Nest Protect is a smoke alarm with an industrial-grade smoke sensor that tests itself automatically and lasts up to a decade. It retails for about $100.

GEA is based at Appliance Park in Louisville and has about 6,000 employees there. Boris Ladwig

Who’s been funded?

EnterpriseCorp’s Lisa Bajorinas updated the folks at the monthly Venture Connectors Luncheon on “who’s been funded?” for Dec. 2016. Turns out to be a short list.

Liberate Medical, a medical device company that has developed a COPD electrotherapy machine that stimulates the abdominal muscles in between breaths, reported a $100,000 investment from Louisville’s Enterprise Angels. The device is currently not on the market.

Here’s something you don’t think about every day— it’s some company’s job to manufacture manholes. Turns out one of those companies is Louisville’s own CI Agent Solution. The company actually makes a lot more things than that, but that really stood out. CI Agent Solutions has recently been acquired by Justrite Manufacturing Company for an undisclosed amount. Justrite operates out of Des Plaines, Ill.

In 2016, there were 33 companies funded to the tune of $77.7 million. That tally is down a smidge from 2015, but, according to Bajorinas, nationally, there were fewer investments in 2016. —Melissa Chipman

F-Series buoys Ford sales, remains America’s best-selling truck

2017 F-250 Super Duty 4X4 Crew Cab Lariat. | Courtesy of Ford Motor Co.

Ford Motor Co.’s December sales rose 0.3 percent, buoyed by strong demand for the F-Series pickup, which remained America’s best-selling truck for the 40th consecutive year. The truck’s heavy-duty version, the Super Duty, is made at Kentucky Truck Plant in Louisville.

However, sales of the other Louisville-made Ford vehicle, the Escape, fell by nearly 8 percent in December.

“Our retail sales were up 5 percent and that was our best December retail sales performance since 2004. And that was really led by Ford SUV’s and also trucks,” said Ford Sales Analyst Erich Merkle.

In total, Ford sold 239,654 vehicles in December, up 612 from a year earlier. For the year, the Dearborn, Mich.-based company sold 2.6 million vehicles, essentially unchanged from the year before — though, Ford says the result was its best in a decade.

Ford said it remains America’s best-selling vehicle brand, though General Motors said that its market share grew 0.5 percent last year.

Ford buyers in December continued to move away from cars and toward SUVs. Car sales in December fell more than 14 percent, with sales for the best seller, the Fusion, declining 25 percent.

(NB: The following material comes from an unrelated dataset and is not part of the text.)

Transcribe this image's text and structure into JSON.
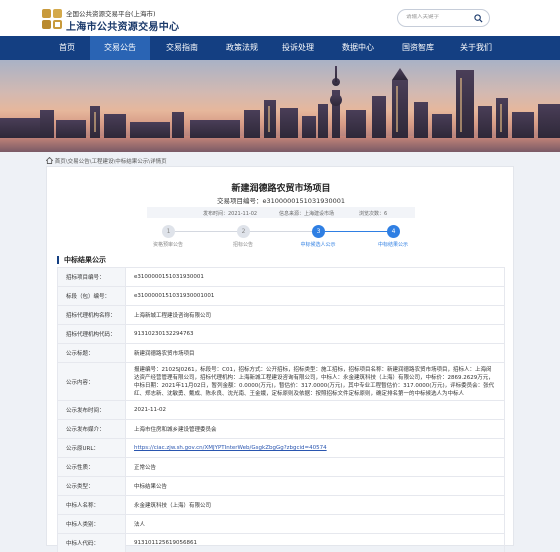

SUV sales advanced 4.6 percent, with demand for the Edge, the second-most selling SUV, after the Escape, spiking nearly 24 percent. Truck sales improved 3.2 percent. The F-Series accounts for nearly 80 percent of truck sales.

For the year, car sales fell 14 percent, SUV sales improved 4.3 percent, and truck sales rose 6.5 percent. Ford in 2016 sold 307,069 Escapes, up 0.2 percent from 2015. F-Series sales rose 5.2 percent, to 820,799. Boris Ladwig